- Data records -
____________

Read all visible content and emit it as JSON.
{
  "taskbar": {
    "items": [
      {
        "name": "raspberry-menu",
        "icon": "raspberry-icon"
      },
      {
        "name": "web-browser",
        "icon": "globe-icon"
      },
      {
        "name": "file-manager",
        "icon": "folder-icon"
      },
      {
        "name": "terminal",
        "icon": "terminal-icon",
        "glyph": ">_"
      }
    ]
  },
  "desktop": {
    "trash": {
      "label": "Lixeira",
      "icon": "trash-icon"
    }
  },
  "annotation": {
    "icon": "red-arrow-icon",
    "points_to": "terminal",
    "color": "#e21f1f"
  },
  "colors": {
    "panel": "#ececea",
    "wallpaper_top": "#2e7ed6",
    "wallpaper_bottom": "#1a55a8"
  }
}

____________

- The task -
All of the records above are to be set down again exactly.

- Solution for this task -
Read all visible content and emit it as JSON.
{
  "taskbar": {
    "items": [
      {
        "name": "raspberry-menu",
        "icon": "raspberry-icon"
      },
      {
        "name": "web-browser",
        "icon": "globe-icon"
      },
      {
        "name": "file-manager",
        "icon": "folder-icon"
      },
      {
        "name": "terminal",
        "icon": "terminal-icon",
        "glyph": ">_"
      }
    ]
  },
  "desktop": {
    "trash": {
      "label": "Lixeira",
      "icon": "trash-icon"
    }
  },
  "annotation": {
    "icon": "red-arrow-icon",
    "points_to": "terminal",
    "color": "#e21f1f"
  },
  "colors": {
    "panel": "#ececea",
    "wallpaper_top": "#2e7ed6",
    "wallpaper_bottom": "#1a55a8"
  }
}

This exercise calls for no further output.